At some point in your career, you made a conscious choice to either stay in your full-time job or launch out on your own.
And if you launched out on your own, it’s likely that at some point in your journey, you’ve been faced with this challenging decision:
Should I go back to a full-time job or keep building my business?
Especially in this economy, I’ve seen so many consultants wondering if they’d be better off taking on a full-time job and putting their business on hold.
I’ve learned that the key to making this decision is picking the problems you’re most willing (and best equipped) to deal with.
I put together the checklist below for you to reference anytime you find yourself at this crossroads. Let this checklist serve as your guide anytime you’re faced with the question:

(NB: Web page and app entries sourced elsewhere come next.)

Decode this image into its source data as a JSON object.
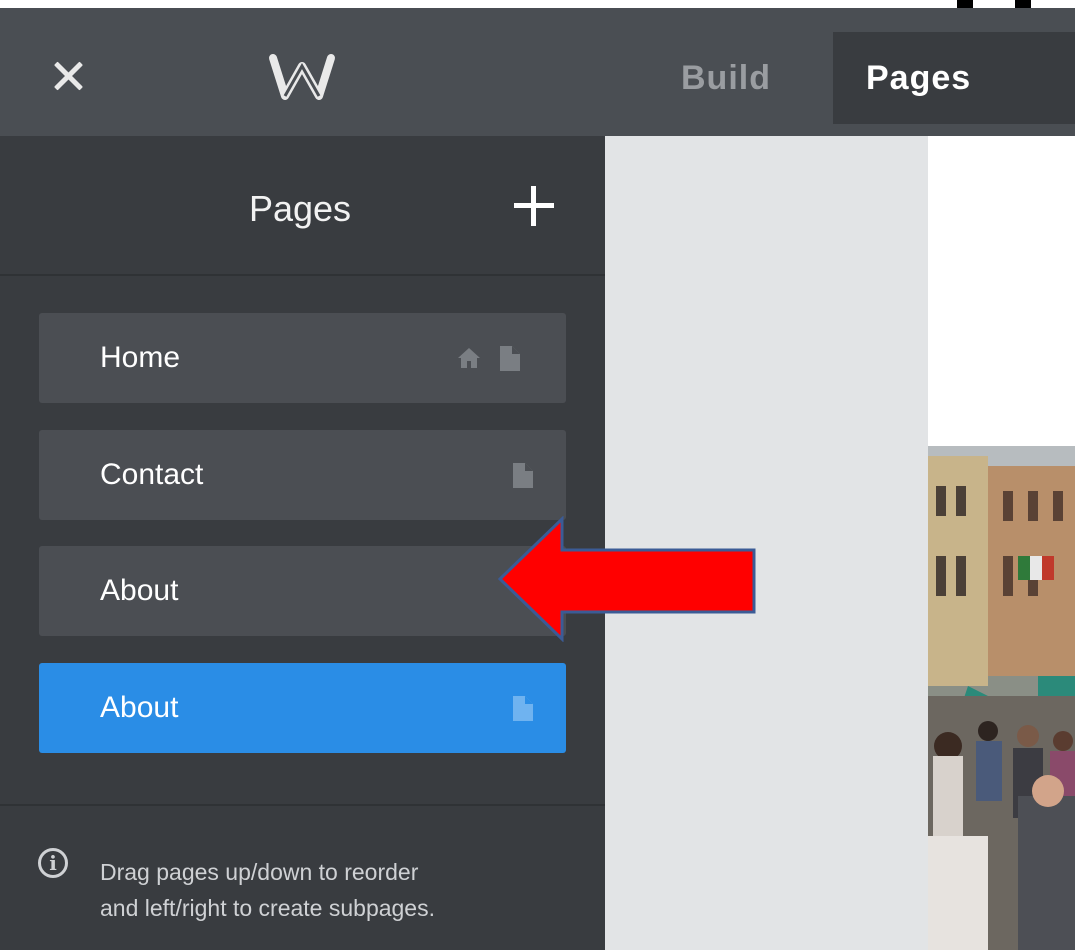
{
  "topbar": {
    "tabs": [
      {
        "label": "Build",
        "active": false
      },
      {
        "label": "Pages",
        "active": true
      }
    ]
  },
  "sidebar": {
    "title": "Pages",
    "pages": [
      {
        "label": "Home",
        "is_home": true
      },
      {
        "label": "Contact",
        "is_home": false
      },
      {
        "label": "About",
        "is_home": false
      },
      {
        "label": "About",
        "is_home": false,
        "selected": true
      }
    ],
    "info_lines": [
      "Drag pages up/down to reorder",
      "and left/right to create subpages."
    ],
    "info_icon_glyph": "i"
  },
  "colors": {
    "topbar": "#4a4e53",
    "sidebar": "#393c40",
    "page_item": "#4b4e53",
    "selected_item": "#2a8de6",
    "annotation_arrow": "#ff0000"
  }
}
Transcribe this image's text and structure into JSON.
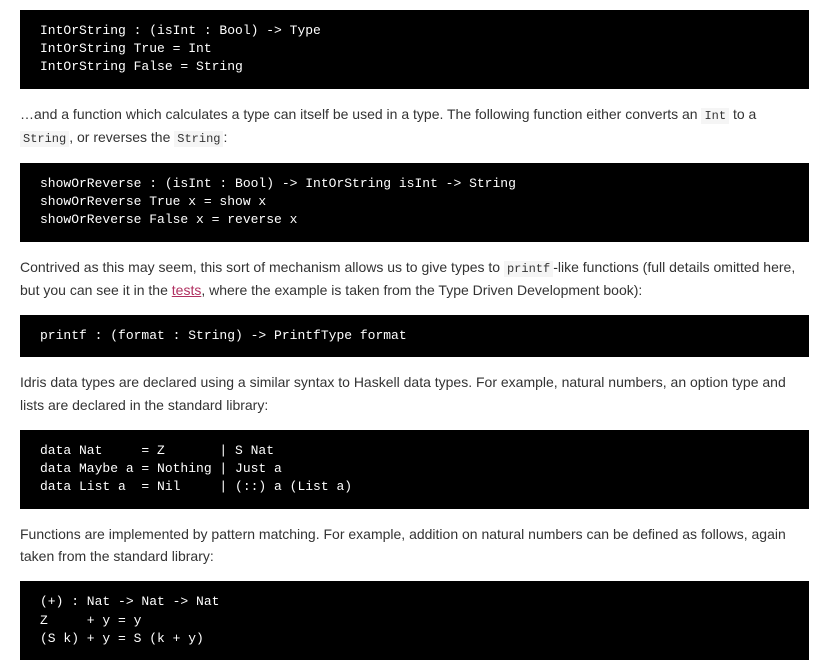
{
  "code_blocks": {
    "block1": "IntOrString : (isInt : Bool) -> Type\nIntOrString True = Int\nIntOrString False = String",
    "block2": "showOrReverse : (isInt : Bool) -> IntOrString isInt -> String\nshowOrReverse True x = show x\nshowOrReverse False x = reverse x",
    "block3": "printf : (format : String) -> PrintfType format",
    "block4": "data Nat     = Z       | S Nat\ndata Maybe a = Nothing | Just a\ndata List a  = Nil     | (::) a (List a)",
    "block5": "(+) : Nat -> Nat -> Nat\nZ     + y = y\n(S k) + y = S (k + y)"
  },
  "paragraphs": {
    "p1_part1": "…and a function which calculates a type can itself be used in a type. The following function either converts an ",
    "p1_code1": "Int",
    "p1_part2": " to a ",
    "p1_code2": "String",
    "p1_part3": ", or reverses the ",
    "p1_code3": "String",
    "p1_part4": ":",
    "p2_part1": "Contrived as this may seem, this sort of mechanism allows us to give types to ",
    "p2_code1": "printf",
    "p2_part2": "-like functions (full details omitted here, but you can see it in the ",
    "p2_link": "tests",
    "p2_part3": ", where the example is taken from the Type Driven Development book):",
    "p3": "Idris data types are declared using a similar syntax to Haskell data types. For example, natural numbers, an option type and lists are declared in the standard library:",
    "p4": "Functions are implemented by pattern matching. For example, addition on natural numbers can be defined as follows, again taken from the standard library:"
  }
}
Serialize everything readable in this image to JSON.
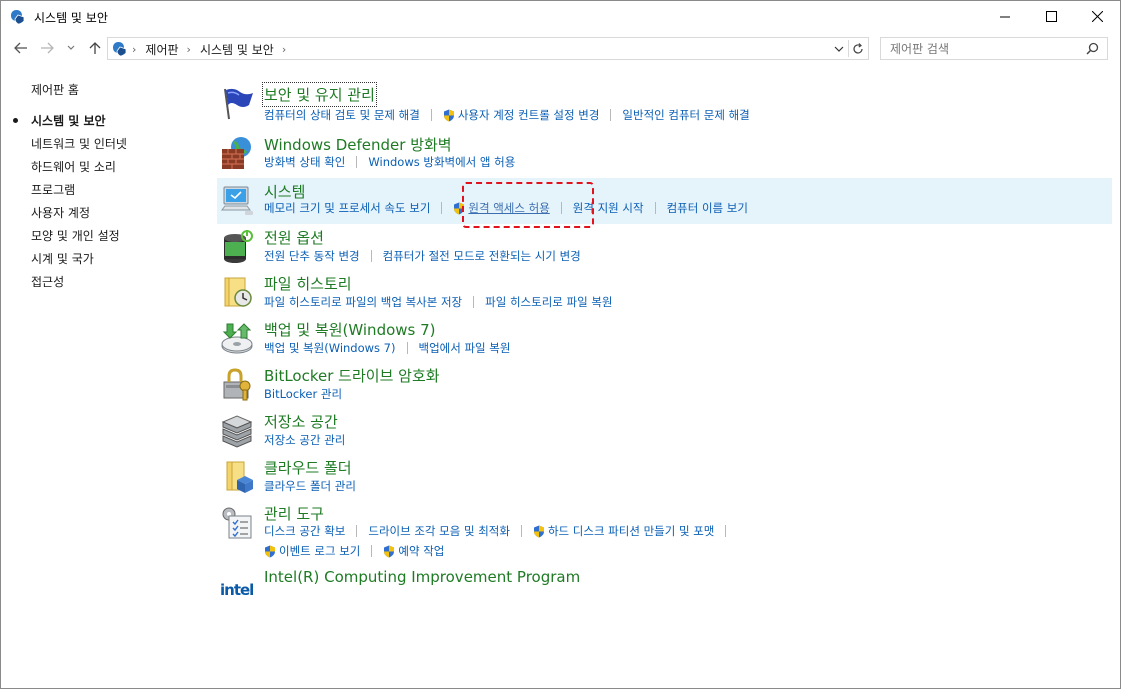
{
  "window": {
    "title": "시스템 및 보안"
  },
  "nav": {
    "breadcrumbs": [
      "제어판",
      "시스템 및 보안"
    ],
    "search_placeholder": "제어판 검색"
  },
  "sidebar": {
    "items": [
      {
        "label": "제어판 홈",
        "active": false
      },
      {
        "label": "시스템 및 보안",
        "active": true
      },
      {
        "label": "네트워크 및 인터넷",
        "active": false
      },
      {
        "label": "하드웨어 및 소리",
        "active": false
      },
      {
        "label": "프로그램",
        "active": false
      },
      {
        "label": "사용자 계정",
        "active": false
      },
      {
        "label": "모양 및 개인 설정",
        "active": false
      },
      {
        "label": "시계 및 국가",
        "active": false
      },
      {
        "label": "접근성",
        "active": false
      }
    ]
  },
  "categories": {
    "security": {
      "title": "보안 및 유지 관리",
      "links": [
        "컴퓨터의 상태 검토 및 문제 해결",
        "사용자 계정 컨트롤 설정 변경",
        "일반적인 컴퓨터 문제 해결"
      ]
    },
    "firewall": {
      "title": "Windows Defender 방화벽",
      "links": [
        "방화벽 상태 확인",
        "Windows 방화벽에서 앱 허용"
      ]
    },
    "system": {
      "title": "시스템",
      "links": [
        "메모리 크기 및 프로세서 속도 보기",
        "원격 액세스 허용",
        "원격 지원 시작",
        "컴퓨터 이름 보기"
      ]
    },
    "power": {
      "title": "전원 옵션",
      "links": [
        "전원 단추 동작 변경",
        "컴퓨터가 절전 모드로 전환되는 시기 변경"
      ]
    },
    "filehistory": {
      "title": "파일 히스토리",
      "links": [
        "파일 히스토리로 파일의 백업 복사본 저장",
        "파일 히스토리로 파일 복원"
      ]
    },
    "backup": {
      "title": "백업 및 복원(Windows 7)",
      "links": [
        "백업 및 복원(Windows 7)",
        "백업에서 파일 복원"
      ]
    },
    "bitlocker": {
      "title": "BitLocker 드라이브 암호화",
      "links": [
        "BitLocker 관리"
      ]
    },
    "storage": {
      "title": "저장소 공간",
      "links": [
        "저장소 공간 관리"
      ]
    },
    "cloud": {
      "title": "클라우드 폴더",
      "links": [
        "클라우드 폴더 관리"
      ]
    },
    "admin": {
      "title": "관리 도구",
      "links": [
        "디스크 공간 확보",
        "드라이브 조각 모음 및 최적화",
        "하드 디스크 파티션 만들기 및 포맷",
        "이벤트 로그 보기",
        "예약 작업"
      ]
    },
    "intel": {
      "title": "Intel(R) Computing Improvement Program",
      "logo_text": "intel"
    }
  },
  "colors": {
    "category_title": "#1e7b24",
    "link": "#0b5fb4",
    "highlight_bg": "#e5f3fb",
    "focus_box": "#e0121d"
  }
}
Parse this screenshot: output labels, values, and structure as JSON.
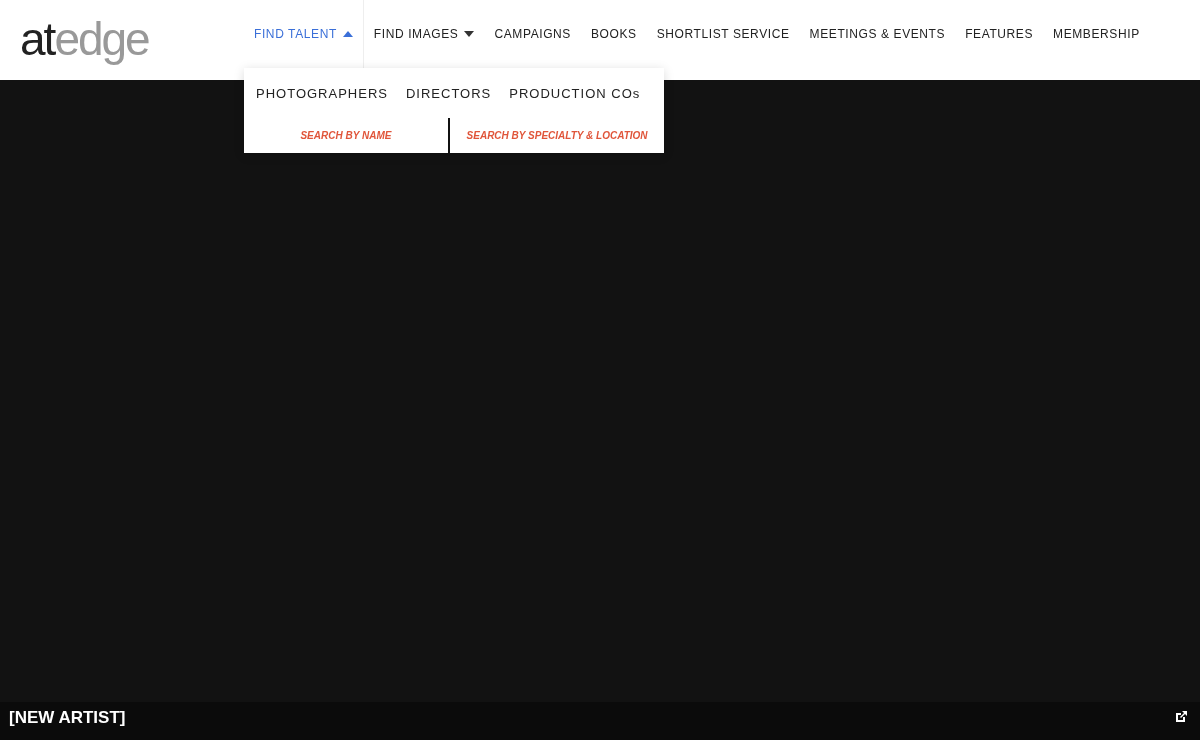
{
  "logo": {
    "part_1": "at",
    "part_2": "edge"
  },
  "nav": [
    {
      "label": "FIND TALENT",
      "selected": true,
      "expanded": true
    },
    {
      "label": "FIND IMAGES",
      "selected": false,
      "expanded": false
    },
    {
      "label": "BOOKS",
      "selected": false
    },
    {
      "label": "SHORTLIST SERVICE",
      "selected": false
    },
    {
      "label": "MEETINGS & EVENTS",
      "selected": false
    },
    {
      "label": "FEATURES",
      "selected": false
    },
    {
      "label": "MEMBERSHIP",
      "selected": false
    }
  ],
  "overlapping_nav_label": "CAMPAIGNS",
  "dropdown": {
    "categories": [
      "PHOTOGRAPHERS",
      "DIRECTORS",
      "PRODUCTION COs"
    ],
    "search_links": [
      "SEARCH BY NAME",
      "SEARCH BY SPECIALTY & LOCATION"
    ]
  },
  "artist_bar": {
    "title": "[NEW ARTIST]"
  }
}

Should I stay out on my own as a consultant? Or should I find a full-time job?
Positives to Consulting
- You get to decide what type of work you want to do
- You get to decide what types of companies you want to work with
- You don’t have to work with anyone you don’t want to
- You have the flexibility of picking and choosing your own hours
- You get to work from anywhere
- You have full autonomy over your work
- You get to set your own pay
- You get to give yourself a raise whenever you feel you need one
- You get to build something from the ground up
- You have the benefit of building equity in something that has future value
- You get to evolve and grow at a pace that suits your own ambitions
- You’re constantly learning, usually at a faster pace than as an employee
- You can write off most of your business expenses, such as your cell phone, co-working space, professional memberships (like The Upside!), WiFi, events and retreats, equipment like your laptop, and much more
- You get to work as little or as much as you want or need to
Positives to a Full-Time Job
- You’ll receive healthcare (and possibly other) benefits through your employer
- You get to work with a team and build deep relationships with your colleagues
- You may have the opportunity to gain a mentor and grow
- You may have the opportunity to be a mentor and lift others
- You may have the opportunity to gain valuable training
- Your weeks are planned out for you, so less self-motivation needed
- There’s a constant flow of work to be done
- There’s lots of predictability
- Your income is consistent week to week
- You may have the opportunity to lead a team
Challenges to Consulting
- You are responsible for arranging your own healthcare coverage
- You’re responsible for covering your own leaves of absence (like parental leave, for example)
- There may be peaks and valleys in your income and you’ll need to plan accordingly
- Requires you to be self-motivated
- Requires you to learn how to sell your services
- You’ll be a business owner and will be responsible for juggling lots of balls in the air
- You’re often working in a silo, which can be lonely at times (unless you’re a member of a community like The Upside)
- You’re directly responsible for your own success
Challenges with a Full-Time Job
- You have no control over layoffs, downsizing, acquisitions, mergers, etc.
- You have no control over whom you work with
- You have no control over whom you report to
- You have to play by the rules and politics of the organization
- You’ll need to fit into the company culture, whether or not you like it
- You may be ready for a raise, but the company is not ready to give it to you
- Crushing it at your job doesn’t always end in a financial reward
- You’ll be attending lots of meetings, whether you want/need to or not
- You will not be compensated for any additional time spent doing your job
- You most likely won’t have much (if any) flexibility with your work hours
- You’ll be given a set number of vacation and sick days
- You’ll need to have your vacation days approved first before taking them
- No matter how secure you think your job is, you are still very much replaceable and dispensable
- Your success is at the mercy of the person you report to
I hope that whether you’re faced with this decision now or in the future, this checklist helps you determine your best path forward.
And remember: There is no perfect decision. What’s good for others in your circle may not be what’s best for YOU. Trust your gut and you can never go wrong.
And if you still can’t decide, ask yourself this:
Three years down the road, will I regret this decision?